Problem description: Return all records exactly. Nothing may be added.

---- Records for the task

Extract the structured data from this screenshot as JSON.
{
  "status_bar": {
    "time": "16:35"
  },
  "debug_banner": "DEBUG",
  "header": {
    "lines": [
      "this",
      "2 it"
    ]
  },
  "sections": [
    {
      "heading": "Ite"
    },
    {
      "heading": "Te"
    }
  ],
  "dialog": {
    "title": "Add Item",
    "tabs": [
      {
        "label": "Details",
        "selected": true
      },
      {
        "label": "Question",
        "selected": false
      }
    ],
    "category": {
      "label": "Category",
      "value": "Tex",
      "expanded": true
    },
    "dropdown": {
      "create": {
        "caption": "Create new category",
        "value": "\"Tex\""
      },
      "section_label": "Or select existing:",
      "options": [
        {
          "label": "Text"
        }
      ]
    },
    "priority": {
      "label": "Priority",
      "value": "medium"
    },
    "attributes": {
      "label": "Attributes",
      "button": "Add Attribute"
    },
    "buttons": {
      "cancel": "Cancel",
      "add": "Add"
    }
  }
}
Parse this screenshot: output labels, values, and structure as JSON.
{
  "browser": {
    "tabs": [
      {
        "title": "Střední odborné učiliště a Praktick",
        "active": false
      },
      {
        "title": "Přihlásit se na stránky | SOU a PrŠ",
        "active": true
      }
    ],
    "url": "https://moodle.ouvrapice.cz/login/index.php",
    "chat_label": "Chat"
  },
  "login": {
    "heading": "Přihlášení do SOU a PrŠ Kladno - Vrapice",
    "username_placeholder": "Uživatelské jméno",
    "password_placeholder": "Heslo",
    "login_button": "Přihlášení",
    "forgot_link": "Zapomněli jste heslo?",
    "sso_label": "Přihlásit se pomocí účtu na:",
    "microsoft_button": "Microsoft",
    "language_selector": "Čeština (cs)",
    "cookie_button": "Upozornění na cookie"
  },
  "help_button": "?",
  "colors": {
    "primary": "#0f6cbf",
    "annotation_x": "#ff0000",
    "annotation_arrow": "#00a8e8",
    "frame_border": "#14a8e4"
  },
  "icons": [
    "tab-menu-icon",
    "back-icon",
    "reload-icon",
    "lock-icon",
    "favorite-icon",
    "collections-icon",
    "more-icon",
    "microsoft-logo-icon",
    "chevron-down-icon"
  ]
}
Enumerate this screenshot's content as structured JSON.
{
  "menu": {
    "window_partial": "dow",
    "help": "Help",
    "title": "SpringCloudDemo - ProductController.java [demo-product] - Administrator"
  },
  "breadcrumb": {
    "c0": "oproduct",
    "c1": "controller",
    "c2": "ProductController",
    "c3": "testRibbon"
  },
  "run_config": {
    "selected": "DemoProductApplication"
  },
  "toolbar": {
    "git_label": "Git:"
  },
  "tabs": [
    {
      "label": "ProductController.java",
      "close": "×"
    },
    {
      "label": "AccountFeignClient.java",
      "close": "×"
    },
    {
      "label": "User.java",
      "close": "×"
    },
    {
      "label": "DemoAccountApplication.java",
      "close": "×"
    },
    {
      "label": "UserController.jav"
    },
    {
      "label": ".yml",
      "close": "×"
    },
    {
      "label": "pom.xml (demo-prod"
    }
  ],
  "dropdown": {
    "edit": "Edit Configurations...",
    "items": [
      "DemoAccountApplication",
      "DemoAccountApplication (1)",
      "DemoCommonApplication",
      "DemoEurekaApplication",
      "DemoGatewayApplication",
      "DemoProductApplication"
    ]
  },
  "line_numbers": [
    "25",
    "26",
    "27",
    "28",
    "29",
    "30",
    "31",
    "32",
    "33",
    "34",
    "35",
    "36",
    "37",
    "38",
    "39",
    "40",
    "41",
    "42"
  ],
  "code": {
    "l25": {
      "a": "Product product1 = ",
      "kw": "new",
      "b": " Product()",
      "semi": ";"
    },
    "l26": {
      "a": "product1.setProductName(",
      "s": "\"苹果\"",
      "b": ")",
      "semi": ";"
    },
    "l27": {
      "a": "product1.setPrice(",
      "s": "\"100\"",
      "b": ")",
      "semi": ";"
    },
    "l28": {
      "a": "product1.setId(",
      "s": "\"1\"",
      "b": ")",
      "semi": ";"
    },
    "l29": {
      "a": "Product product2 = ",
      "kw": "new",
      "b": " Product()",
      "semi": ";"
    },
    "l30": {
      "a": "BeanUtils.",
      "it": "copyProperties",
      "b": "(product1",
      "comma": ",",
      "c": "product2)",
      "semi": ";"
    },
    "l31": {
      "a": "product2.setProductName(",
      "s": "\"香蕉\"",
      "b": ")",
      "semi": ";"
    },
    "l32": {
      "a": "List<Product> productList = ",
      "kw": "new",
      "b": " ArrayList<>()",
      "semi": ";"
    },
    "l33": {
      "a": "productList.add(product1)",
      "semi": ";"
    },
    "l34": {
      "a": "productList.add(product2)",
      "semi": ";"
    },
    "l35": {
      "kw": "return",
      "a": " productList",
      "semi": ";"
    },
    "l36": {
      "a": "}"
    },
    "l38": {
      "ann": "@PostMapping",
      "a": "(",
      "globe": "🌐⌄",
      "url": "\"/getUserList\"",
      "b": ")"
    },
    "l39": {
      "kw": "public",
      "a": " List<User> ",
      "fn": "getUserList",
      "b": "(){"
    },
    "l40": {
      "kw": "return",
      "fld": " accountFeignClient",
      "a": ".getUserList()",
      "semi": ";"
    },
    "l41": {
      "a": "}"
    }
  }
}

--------

Exercise answer:
Extract the structured data from this screenshot as JSON.
{
  "status_bar": {
    "time": "16:35"
  },
  "debug_banner": "DEBUG",
  "header": {
    "lines": [
      "this",
      "2 it"
    ]
  },
  "sections": [
    {
      "heading": "Ite"
    },
    {
      "heading": "Te"
    }
  ],
  "dialog": {
    "title": "Add Item",
    "tabs": [
      {
        "label": "Details",
        "selected": true
      },
      {
        "label": "Question",
        "selected": false
      }
    ],
    "category": {
      "label": "Category",
      "value": "Tex",
      "expanded": true
    },
    "dropdown": {
      "create": {
        "caption": "Create new category",
        "value": "\"Tex\""
      },
      "section_label": "Or select existing:",
      "options": [
        {
          "label": "Text"
        }
      ]
    },
    "priority": {
      "label": "Priority",
      "value": "medium"
    },
    "attributes": {
      "label": "Attributes",
      "button": "Add Attribute"
    },
    "buttons": {
      "cancel": "Cancel",
      "add": "Add"
    }
  }
}
Parse this screenshot: output labels, values, and structure as JSON.
{
  "browser": {
    "tabs": [
      {
        "title": "Střední odborné učiliště a Praktick",
        "active": false
      },
      {
        "title": "Přihlásit se na stránky | SOU a PrŠ",
        "active": true
      }
    ],
    "url": "https://moodle.ouvrapice.cz/login/index.php",
    "chat_label": "Chat"
  },
  "login": {
    "heading": "Přihlášení do SOU a PrŠ Kladno - Vrapice",
    "username_placeholder": "Uživatelské jméno",
    "password_placeholder": "Heslo",
    "login_button": "Přihlášení",
    "forgot_link": "Zapomněli jste heslo?",
    "sso_label": "Přihlásit se pomocí účtu na:",
    "microsoft_button": "Microsoft",
    "language_selector": "Čeština (cs)",
    "cookie_button": "Upozornění na cookie"
  },
  "help_button": "?",
  "colors": {
    "primary": "#0f6cbf",
    "annotation_x": "#ff0000",
    "annotation_arrow": "#00a8e8",
    "frame_border": "#14a8e4"
  },
  "icons": [
    "tab-menu-icon",
    "back-icon",
    "reload-icon",
    "lock-icon",
    "favorite-icon",
    "collections-icon",
    "more-icon",
    "microsoft-logo-icon",
    "chevron-down-icon"
  ]
}
Enumerate this screenshot's content as structured JSON.
{
  "menu": {
    "window_partial": "dow",
    "help": "Help",
    "title": "SpringCloudDemo - ProductController.java [demo-product] - Administrator"
  },
  "breadcrumb": {
    "c0": "oproduct",
    "c1": "controller",
    "c2": "ProductController",
    "c3": "testRibbon"
  },
  "run_config": {
    "selected": "DemoProductApplication"
  },
  "toolbar": {
    "git_label": "Git:"
  },
  "tabs": [
    {
      "label": "ProductController.java",
      "close": "×"
    },
    {
      "label": "AccountFeignClient.java",
      "close": "×"
    },
    {
      "label": "User.java",
      "close": "×"
    },
    {
      "label": "DemoAccountApplication.java",
      "close": "×"
    },
    {
      "label": "UserController.jav"
    },
    {
      "label": ".yml",
      "close": "×"
    },
    {
      "label": "pom.xml (demo-prod"
    }
  ],
  "dropdown": {
    "edit": "Edit Configurations...",
    "items": [
      "DemoAccountApplication",
      "DemoAccountApplication (1)",
      "DemoCommonApplication",
      "DemoEurekaApplication",
      "DemoGatewayApplication",
      "DemoProductApplication"
    ]
  },
  "line_numbers": [
    "25",
    "26",
    "27",
    "28",
    "29",
    "30",
    "31",
    "32",
    "33",
    "34",
    "35",
    "36",
    "37",
    "38",
    "39",
    "40",
    "41",
    "42"
  ],
  "code": {
    "l25": {
      "a": "Product product1 = ",
      "kw": "new",
      "b": " Product()",
      "semi": ";"
    },
    "l26": {
      "a": "product1.setProductName(",
      "s": "\"苹果\"",
      "b": ")",
      "semi": ";"
    },
    "l27": {
      "a": "product1.setPrice(",
      "s": "\"100\"",
      "b": ")",
      "semi": ";"
    },
    "l28": {
      "a": "product1.setId(",
      "s": "\"1\"",
      "b": ")",
      "semi": ";"
    },
    "l29": {
      "a": "Product product2 = ",
      "kw": "new",
      "b": " Product()",
      "semi": ";"
    },
    "l30": {
      "a": "BeanUtils.",
      "it": "copyProperties",
      "b": "(product1",
      "comma": ",",
      "c": "product2)",
      "semi": ";"
    },
    "l31": {
      "a": "product2.setProductName(",
      "s": "\"香蕉\"",
      "b": ")",
      "semi": ";"
    },
    "l32": {
      "a": "List<Product> productList = ",
      "kw": "new",
      "b": " ArrayList<>()",
      "semi": ";"
    },
    "l33": {
      "a": "productList.add(product1)",
      "semi": ";"
    },
    "l34": {
      "a": "productList.add(product2)",
      "semi": ";"
    },
    "l35": {
      "kw": "return",
      "a": " productList",
      "semi": ";"
    },
    "l36": {
      "a": "}"
    },
    "l38": {
      "ann": "@PostMapping",
      "a": "(",
      "globe": "🌐⌄",
      "url": "\"/getUserList\"",
      "b": ")"
    },
    "l39": {
      "kw": "public",
      "a": " List<User> ",
      "fn": "getUserList",
      "b": "(){"
    },
    "l40": {
      "kw": "return",
      "fld": " accountFeignClient",
      "a": ".getUserList()",
      "semi": ";"
    },
    "l41": {
      "a": "}"
    }
  }
}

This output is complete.